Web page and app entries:
§

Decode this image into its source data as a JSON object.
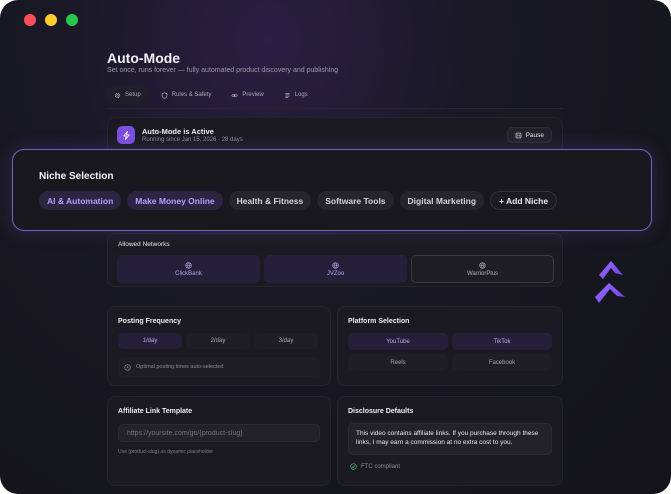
{
  "window": {
    "traffic_lights": [
      "#ff4d5a",
      "#ffcc2e",
      "#27c84b"
    ]
  },
  "page": {
    "title": "Auto-Mode",
    "subtitle": "Set once, runs forever — fully automated product discovery and publishing"
  },
  "tabs": [
    {
      "label": "Setup",
      "icon": "gear-icon"
    },
    {
      "label": "Rules & Safety",
      "icon": "shield-icon"
    },
    {
      "label": "Preview",
      "icon": "eye-icon"
    },
    {
      "label": "Logs",
      "icon": "logs-icon"
    }
  ],
  "status": {
    "title": "Auto-Mode is Active",
    "subtitle": "Running since Jan 15, 2026 · 28 days",
    "pause_label": "Pause"
  },
  "niche": {
    "title": "Niche Selection",
    "chips": [
      {
        "label": "AI & Automation",
        "selected": true
      },
      {
        "label": "Make Money Online",
        "selected": true
      },
      {
        "label": "Health & Fitness",
        "selected": false
      },
      {
        "label": "Software Tools",
        "selected": false
      },
      {
        "label": "Digital Marketing",
        "selected": false
      }
    ],
    "add_label": "+ Add Niche"
  },
  "networks": {
    "label": "Allowed Networks",
    "items": [
      {
        "label": "ClickBank",
        "selected": true
      },
      {
        "label": "JVZoo",
        "selected": true
      },
      {
        "label": "WarriorPlus",
        "selected": false
      }
    ]
  },
  "posting": {
    "title": "Posting Frequency",
    "options": [
      {
        "label": "1/day",
        "selected": true
      },
      {
        "label": "2/day",
        "selected": false
      },
      {
        "label": "3/day",
        "selected": false
      }
    ],
    "hint": "Optimal posting times auto-selected"
  },
  "platforms": {
    "title": "Platform Selection",
    "items": [
      {
        "label": "YouTube",
        "selected": true
      },
      {
        "label": "TikTok",
        "selected": true
      },
      {
        "label": "Reels",
        "selected": false
      },
      {
        "label": "Facebook",
        "selected": false
      }
    ]
  },
  "affiliate": {
    "title": "Affiliate Link Template",
    "placeholder": "https://yoursite.com/go/{product-slug}",
    "help": "Use {product-slug} as dynamic placeholder"
  },
  "disclosure": {
    "title": "Disclosure Defaults",
    "text": "This video contains affiliate links. If you purchase through these links, I may earn a commission at no extra cost to you.",
    "compliance": "FTC compliant"
  },
  "colors": {
    "accent": "#7c4fe0",
    "selected_text": "#b79cff"
  }
}
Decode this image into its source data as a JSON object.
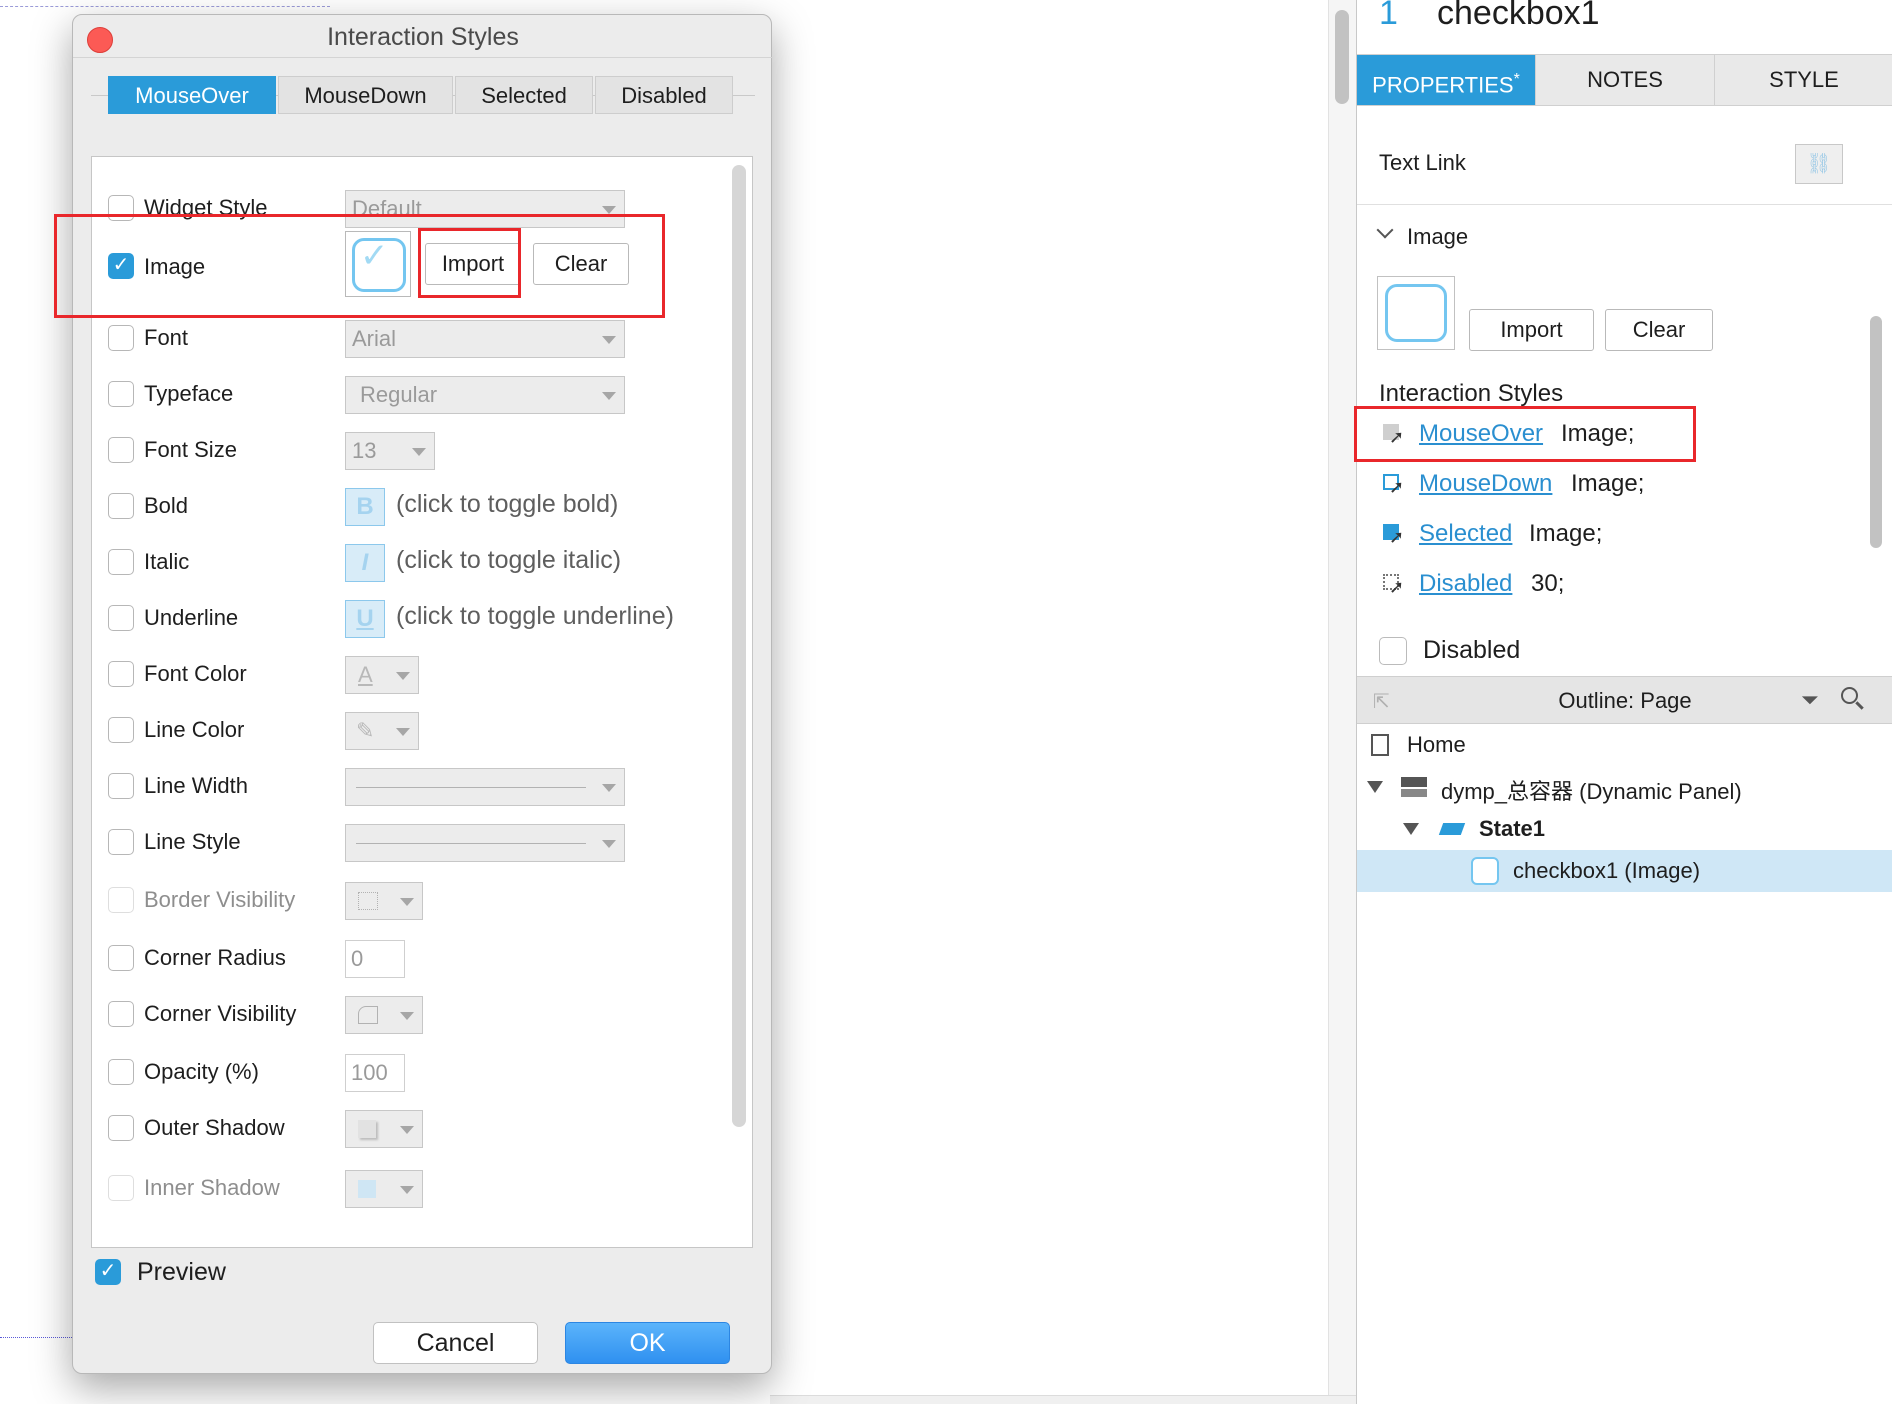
{
  "dialog": {
    "title": "Interaction Styles",
    "tabs": [
      "MouseOver",
      "MouseDown",
      "Selected",
      "Disabled"
    ],
    "active_tab": "MouseOver",
    "rows": {
      "widget_style": {
        "label": "Widget Style",
        "value": "Default"
      },
      "image": {
        "label": "Image",
        "import_label": "Import",
        "clear_label": "Clear"
      },
      "font": {
        "label": "Font",
        "value": "Arial"
      },
      "typeface": {
        "label": "Typeface",
        "value": "Regular"
      },
      "font_size": {
        "label": "Font Size",
        "value": "13"
      },
      "bold": {
        "label": "Bold",
        "glyph": "B",
        "hint": "(click to toggle bold)"
      },
      "italic": {
        "label": "Italic",
        "glyph": "I",
        "hint": "(click to toggle italic)"
      },
      "underline": {
        "label": "Underline",
        "glyph": "U",
        "hint": "(click to toggle underline)"
      },
      "font_color": {
        "label": "Font Color",
        "glyph": "A"
      },
      "line_color": {
        "label": "Line Color",
        "glyph": "✎"
      },
      "line_width": {
        "label": "Line Width"
      },
      "line_style": {
        "label": "Line Style"
      },
      "border_visibility": {
        "label": "Border Visibility"
      },
      "corner_radius": {
        "label": "Corner Radius",
        "value": "0"
      },
      "corner_visibility": {
        "label": "Corner Visibility"
      },
      "opacity": {
        "label": "Opacity (%)",
        "value": "100"
      },
      "outer_shadow": {
        "label": "Outer Shadow"
      },
      "inner_shadow": {
        "label": "Inner Shadow"
      }
    },
    "preview_label": "Preview",
    "cancel_label": "Cancel",
    "ok_label": "OK"
  },
  "widget": {
    "number": "1",
    "name": "checkbox1"
  },
  "right_tabs": [
    "PROPERTIES",
    "NOTES",
    "STYLE"
  ],
  "right_tab_marker": "*",
  "properties": {
    "text_link_label": "Text Link",
    "image_section_label": "Image",
    "import_label": "Import",
    "clear_label": "Clear",
    "interaction_styles_title": "Interaction Styles",
    "styles": [
      {
        "name": "MouseOver",
        "value": "Image;",
        "icon": "mouseover-style-icon"
      },
      {
        "name": "MouseDown",
        "value": "Image;",
        "icon": "mousedown-style-icon"
      },
      {
        "name": "Selected",
        "value": "Image;",
        "icon": "selected-style-icon"
      },
      {
        "name": "Disabled",
        "value": "30;",
        "icon": "disabled-style-icon"
      }
    ],
    "disabled_label": "Disabled"
  },
  "outline": {
    "title": "Outline: Page",
    "items": [
      {
        "label": "Home",
        "icon": "page-icon"
      },
      {
        "label": "dymp_总容器 (Dynamic Panel)",
        "icon": "dynamic-panel-icon"
      },
      {
        "label": "State1",
        "icon": "state-icon"
      },
      {
        "label": "checkbox1 (Image)",
        "icon": "checkbox-image-icon",
        "selected": true
      }
    ]
  },
  "colors": {
    "accent": "#2a9bd9",
    "annotation_red": "#e9272b",
    "ok_blue": "#2f90f0",
    "link_blue": "#2a8fd0"
  }
}
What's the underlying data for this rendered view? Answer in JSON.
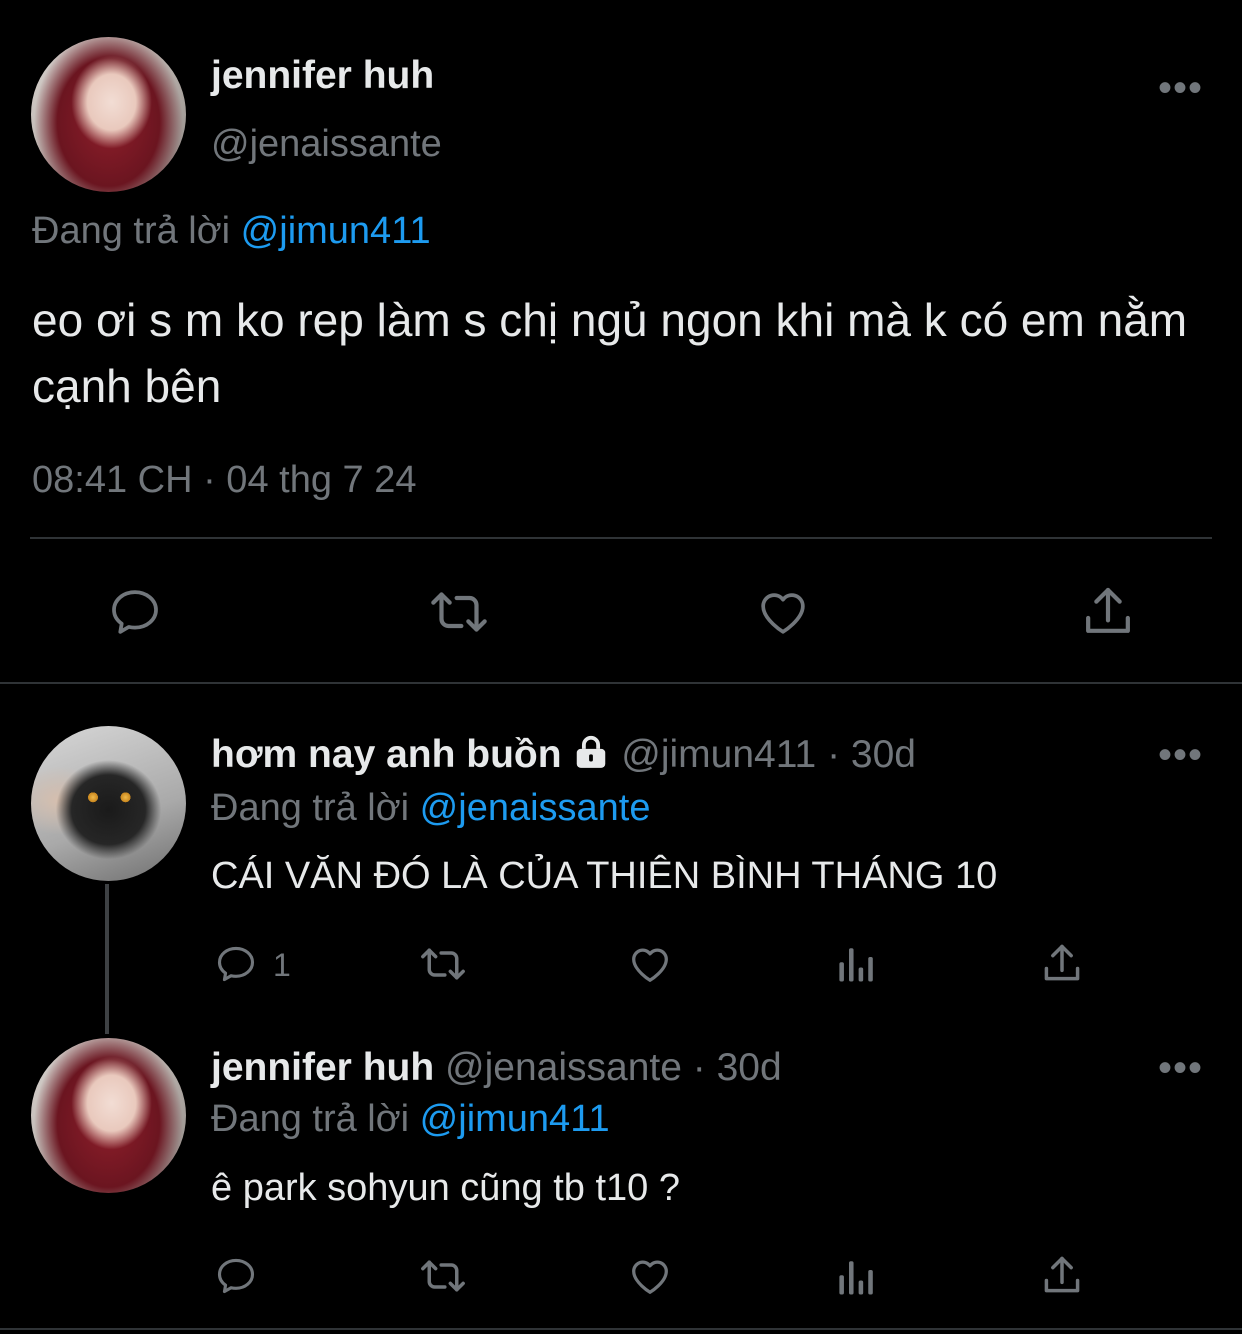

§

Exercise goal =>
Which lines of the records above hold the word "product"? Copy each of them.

Task response =>
    "subtitle": "Set once, runs forever — fully automated product discovery and publishing"
    "placeholder": "https://yoursite.com/go/{product-slug}",
    "help": "Use {product-slug} as dynamic placeholder"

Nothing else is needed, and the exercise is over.